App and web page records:
*** Begin section ***

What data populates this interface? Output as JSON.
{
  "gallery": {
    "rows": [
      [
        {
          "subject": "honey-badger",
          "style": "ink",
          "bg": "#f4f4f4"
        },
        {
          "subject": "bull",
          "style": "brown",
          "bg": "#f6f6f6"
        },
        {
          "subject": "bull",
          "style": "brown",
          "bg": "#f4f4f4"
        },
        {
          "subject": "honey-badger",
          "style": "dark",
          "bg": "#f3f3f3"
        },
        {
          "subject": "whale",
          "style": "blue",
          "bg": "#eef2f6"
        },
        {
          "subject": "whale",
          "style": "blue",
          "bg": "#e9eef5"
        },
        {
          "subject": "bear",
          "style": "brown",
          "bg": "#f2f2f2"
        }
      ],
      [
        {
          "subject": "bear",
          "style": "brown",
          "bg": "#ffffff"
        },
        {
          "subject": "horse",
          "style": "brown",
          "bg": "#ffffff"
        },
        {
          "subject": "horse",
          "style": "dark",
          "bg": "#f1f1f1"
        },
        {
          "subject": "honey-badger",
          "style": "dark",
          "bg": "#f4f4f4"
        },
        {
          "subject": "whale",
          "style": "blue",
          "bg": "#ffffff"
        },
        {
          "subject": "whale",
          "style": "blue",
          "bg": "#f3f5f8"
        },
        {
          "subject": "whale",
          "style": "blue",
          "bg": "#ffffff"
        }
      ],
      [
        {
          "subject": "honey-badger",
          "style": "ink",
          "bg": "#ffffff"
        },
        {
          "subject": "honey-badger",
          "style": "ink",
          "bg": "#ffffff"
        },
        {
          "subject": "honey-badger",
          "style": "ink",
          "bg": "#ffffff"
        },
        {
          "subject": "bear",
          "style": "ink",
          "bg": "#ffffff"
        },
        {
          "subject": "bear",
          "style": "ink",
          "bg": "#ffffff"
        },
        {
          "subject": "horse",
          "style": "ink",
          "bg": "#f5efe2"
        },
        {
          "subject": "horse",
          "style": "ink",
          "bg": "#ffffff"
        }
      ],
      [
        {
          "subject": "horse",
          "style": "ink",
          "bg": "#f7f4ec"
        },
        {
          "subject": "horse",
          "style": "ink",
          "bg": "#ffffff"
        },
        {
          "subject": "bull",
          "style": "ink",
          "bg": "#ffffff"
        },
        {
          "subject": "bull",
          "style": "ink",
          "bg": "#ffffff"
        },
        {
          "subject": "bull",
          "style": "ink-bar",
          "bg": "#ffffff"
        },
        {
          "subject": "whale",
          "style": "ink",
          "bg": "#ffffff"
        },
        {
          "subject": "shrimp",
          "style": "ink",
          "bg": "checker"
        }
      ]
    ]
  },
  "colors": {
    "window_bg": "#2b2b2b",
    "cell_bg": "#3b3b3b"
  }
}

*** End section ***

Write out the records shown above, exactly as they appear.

* Task result
What data populates this interface? Output as JSON.
{
  "gallery": {
    "rows": [
      [
        {
          "subject": "honey-badger",
          "style": "ink",
          "bg": "#f4f4f4"
        },
        {
          "subject": "bull",
          "style": "brown",
          "bg": "#f6f6f6"
        },
        {
          "subject": "bull",
          "style": "brown",
          "bg": "#f4f4f4"
        },
        {
          "subject": "honey-badger",
          "style": "dark",
          "bg": "#f3f3f3"
        },
        {
          "subject": "whale",
          "style": "blue",
          "bg": "#eef2f6"
        },
        {
          "subject": "whale",
          "style": "blue",
          "bg": "#e9eef5"
        },
        {
          "subject": "bear",
          "style": "brown",
          "bg": "#f2f2f2"
        }
      ],
      [
        {
          "subject": "bear",
          "style": "brown",
          "bg": "#ffffff"
        },
        {
          "subject": "horse",
          "style": "brown",
          "bg": "#ffffff"
        },
        {
          "subject": "horse",
          "style": "dark",
          "bg": "#f1f1f1"
        },
        {
          "subject": "honey-badger",
          "style": "dark",
          "bg": "#f4f4f4"
        },
        {
          "subject": "whale",
          "style": "blue",
          "bg": "#ffffff"
        },
        {
          "subject": "whale",
          "style": "blue",
          "bg": "#f3f5f8"
        },
        {
          "subject": "whale",
          "style": "blue",
          "bg": "#ffffff"
        }
      ],
      [
        {
          "subject": "honey-badger",
          "style": "ink",
          "bg": "#ffffff"
        },
        {
          "subject": "honey-badger",
          "style": "ink",
          "bg": "#ffffff"
        },
        {
          "subject": "honey-badger",
          "style": "ink",
          "bg": "#ffffff"
        },
        {
          "subject": "bear",
          "style": "ink",
          "bg": "#ffffff"
        },
        {
          "subject": "bear",
          "style": "ink",
          "bg": "#ffffff"
        },
        {
          "subject": "horse",
          "style": "ink",
          "bg": "#f5efe2"
        },
        {
          "subject": "horse",
          "style": "ink",
          "bg": "#ffffff"
        }
      ],
      [
        {
          "subject": "horse",
          "style": "ink",
          "bg": "#f7f4ec"
        },
        {
          "subject": "horse",
          "style": "ink",
          "bg": "#ffffff"
        },
        {
          "subject": "bull",
          "style": "ink",
          "bg": "#ffffff"
        },
        {
          "subject": "bull",
          "style": "ink",
          "bg": "#ffffff"
        },
        {
          "subject": "bull",
          "style": "ink-bar",
          "bg": "#ffffff"
        },
        {
          "subject": "whale",
          "style": "ink",
          "bg": "#ffffff"
        },
        {
          "subject": "shrimp",
          "style": "ink",
          "bg": "checker"
        }
      ]
    ]
  },
  "colors": {
    "window_bg": "#2b2b2b",
    "cell_bg": "#3b3b3b"
  }
}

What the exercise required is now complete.